Behind the Scenes with U.S. CBP

It can often be easy for pedestrians and drivers to complain about the long lines at the Brownsville ports of entry. But, for the guys in blue wearing a U.S. Customs and Border Protection badge, it's not as easy as greeting people and letting them go into the country. Officers have a matter of seconds to determine whether people are entering the country legally, and without intent to do harm. "Since 911, the world changed and so did our agency," Eduardo Perez, CBP public information officer said. "Our new focus has changed to be stopping terrorists and weapons of terrorism." In order to do that, CBP relies on sophisticated technology that helps officers see far beyond what the human eye can see; K-9s and their elevated sense of smell; databases, but most importantly, their interviewing skills. "The officers are looking at the person themselves - how is the person answering a question, what is the person doing as we're asking them a question?" CBP Chief John Deputy said. "Do the answers make sense to the officer? It's something you would expect a law-abiding citizen or traveler to do." CBP officers also help the U.S. Agriculture by prohibiting many plants and food items from coming into the country. Officers said often fruits carry pests that can be detrimental to American farms. "Agriculture is here on the front lines trying to make sure we keep any of these diseases out, that might cost the tax-payers millions of dollars to eradicate," Agriculture Specialist Eutemio Cantu, Jr., said CBP officers said it's never a normal day at the office for them, and that's why weapons and physical training is ongoing.
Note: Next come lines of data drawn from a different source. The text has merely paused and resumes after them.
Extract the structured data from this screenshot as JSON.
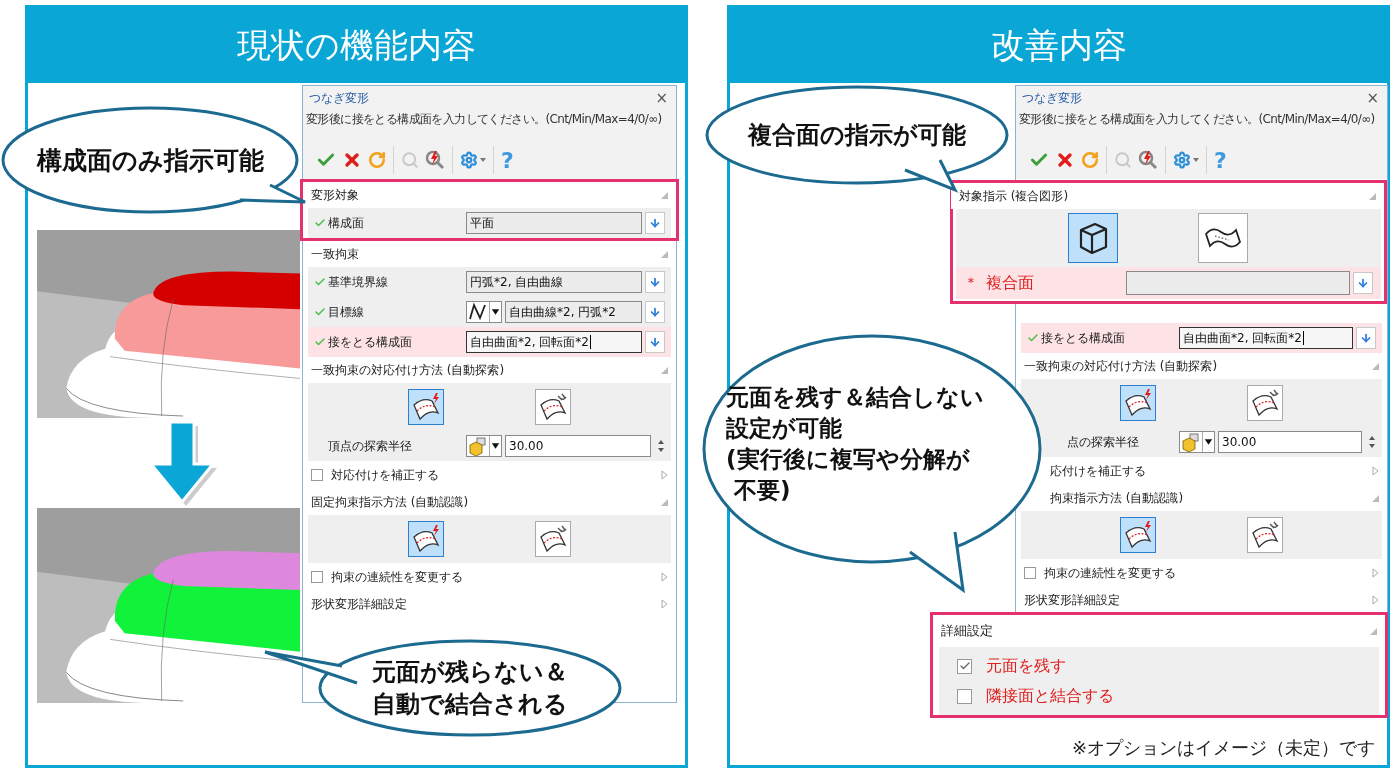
{
  "left_panel": {
    "title": "現状の機能内容",
    "callouts": [
      {
        "lines": [
          "構成面のみ指示可能"
        ]
      },
      {
        "lines": [
          "元面が残らない＆",
          "自動で結合される"
        ]
      }
    ],
    "dialog": {
      "title": "つなぎ変形",
      "close": "×",
      "prompt": "変形後に接をとる構成面を入力してください。(Cnt/Min/Max=4/0/∞)",
      "toolbar": [
        [
          {
            "kind": "ok",
            "disabled": false
          },
          {
            "kind": "cancel",
            "disabled": false
          },
          {
            "kind": "redo",
            "disabled": false
          }
        ],
        [
          {
            "kind": "zoom",
            "disabled": true
          },
          {
            "kind": "zoom-pick",
            "disabled": false
          }
        ],
        [
          {
            "kind": "settings",
            "disabled": false
          }
        ],
        [
          {
            "kind": "help",
            "label": "?",
            "disabled": false
          }
        ]
      ],
      "groups": [
        {
          "outlined": true,
          "items": [
            {
              "kind": "header",
              "label": "変形対象",
              "expanded": true
            },
            {
              "kind": "field",
              "label": "構成面",
              "valid": true,
              "highlighted": false,
              "value": "平面",
              "focused": false
            }
          ]
        },
        {
          "outlined": false,
          "items": [
            {
              "kind": "header",
              "label": "一致拘束",
              "expanded": true
            },
            {
              "kind": "field",
              "label": "基準境界線",
              "valid": true,
              "highlighted": false,
              "value": "円弧*2, 自由曲線",
              "focused": false
            },
            {
              "kind": "picker-field",
              "label": "目標線",
              "valid": true,
              "highlighted": false,
              "value": "自由曲線*2, 円弧*2",
              "focused": false
            },
            {
              "kind": "field",
              "label": "接をとる構成面",
              "valid": true,
              "highlighted": true,
              "value": "自由曲面*2, 回転面*2",
              "focused": true
            },
            {
              "kind": "header",
              "label": "一致拘束の対応付け方法 (自動探索)",
              "expanded": true
            },
            {
              "kind": "choice",
              "options": [
                {
                  "selected": true
                },
                {
                  "selected": false
                }
              ]
            },
            {
              "kind": "number-field",
              "label": "頂点の探索半径",
              "valid": false,
              "highlighted": false,
              "value": "30.00",
              "focused": false
            },
            {
              "kind": "checkbox",
              "label": "対応付けを補正する",
              "checked": false,
              "expanded": false
            },
            {
              "kind": "header",
              "label": "固定拘束指示方法 (自動認識)",
              "expanded": true
            },
            {
              "kind": "choice",
              "options": [
                {
                  "selected": true
                },
                {
                  "selected": false
                }
              ]
            },
            {
              "kind": "checkbox",
              "label": "拘束の連続性を変更する",
              "checked": false,
              "expanded": false
            },
            {
              "kind": "header",
              "label": "形状変形詳細設定",
              "expanded": false
            }
          ]
        }
      ]
    }
  },
  "right_panel": {
    "title": "改善内容",
    "callouts": [
      {
        "lines": [
          "複合面の指示が可能"
        ]
      },
      {
        "lines": [
          "元面を残す＆結合しない",
          "設定が可能",
          "(実行後に複写や分解が",
          " 不要)"
        ]
      }
    ],
    "dialog": {
      "title": "つなぎ変形",
      "close": "×",
      "prompt": "変形後に接をとる構成面を入力してください。(Cnt/Min/Max=4/0/∞)",
      "toolbar": [
        [
          {
            "kind": "ok",
            "disabled": false
          },
          {
            "kind": "cancel",
            "disabled": false
          },
          {
            "kind": "redo",
            "disabled": false
          }
        ],
        [
          {
            "kind": "zoom",
            "disabled": true
          },
          {
            "kind": "zoom-pick",
            "disabled": false
          }
        ],
        [
          {
            "kind": "settings",
            "disabled": false
          }
        ],
        [
          {
            "kind": "help",
            "label": "?",
            "disabled": false
          }
        ]
      ],
      "groups": [
        {
          "outlined": false,
          "items": [
            {
              "kind": "field",
              "label": "接をとる構成面",
              "valid": true,
              "highlighted": true,
              "value": "自由曲面*2, 回転面*2",
              "focused": true
            },
            {
              "kind": "header",
              "label": "一致拘束の対応付け方法 (自動探索)",
              "expanded": true
            },
            {
              "kind": "choice",
              "options": [
                {
                  "selected": true
                },
                {
                  "selected": false
                }
              ]
            },
            {
              "kind": "number-field",
              "label": "点の探索半径",
              "valid": false,
              "highlighted": false,
              "value": "30.00",
              "focused": false
            },
            {
              "kind": "label-row",
              "label": "応付けを補正する",
              "expanded": false
            },
            {
              "kind": "header",
              "label": "拘束指示方法 (自動認識)",
              "expanded": true
            },
            {
              "kind": "choice",
              "options": [
                {
                  "selected": true
                },
                {
                  "selected": false
                }
              ]
            },
            {
              "kind": "checkbox",
              "label": "拘束の連続性を変更する",
              "checked": false,
              "expanded": false
            },
            {
              "kind": "header",
              "label": "形状変形詳細設定",
              "expanded": false
            }
          ]
        }
      ]
    },
    "target_box": {
      "title": "対象指示 (複合図形)",
      "expanded": true,
      "options": [
        {
          "selected": true
        },
        {
          "selected": false
        }
      ],
      "field": {
        "mark": "＊",
        "label": "複合面"
      }
    },
    "detail_box": {
      "title": "詳細設定",
      "expanded": true,
      "options": [
        {
          "label": "元面を残す",
          "checked": true
        },
        {
          "label": "隣接面と結合する",
          "checked": false
        }
      ]
    },
    "note": "※オプションはイメージ（未定）です"
  }
}
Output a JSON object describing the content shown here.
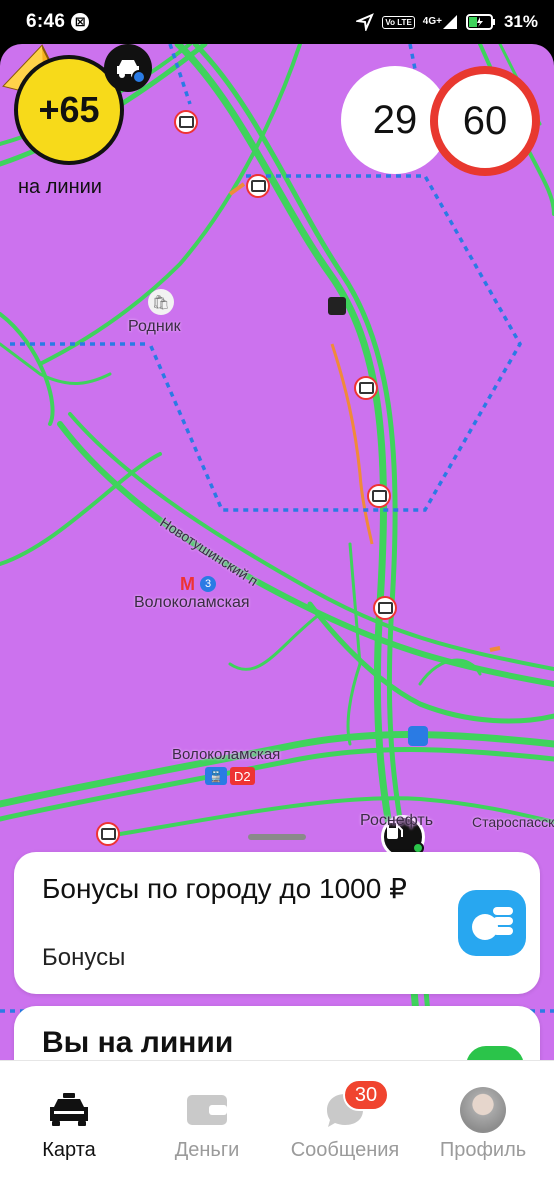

Port Director Michael Freeman said keeping officers on their toes can only mean stronger front lines. "Based upon the threats that we have seen recently, we're trying to mitigate that, by informing the officers of what's going-on, keeping them highly trained, and skilled in their proficiency to identify any threats that may come to the border," Freeman said.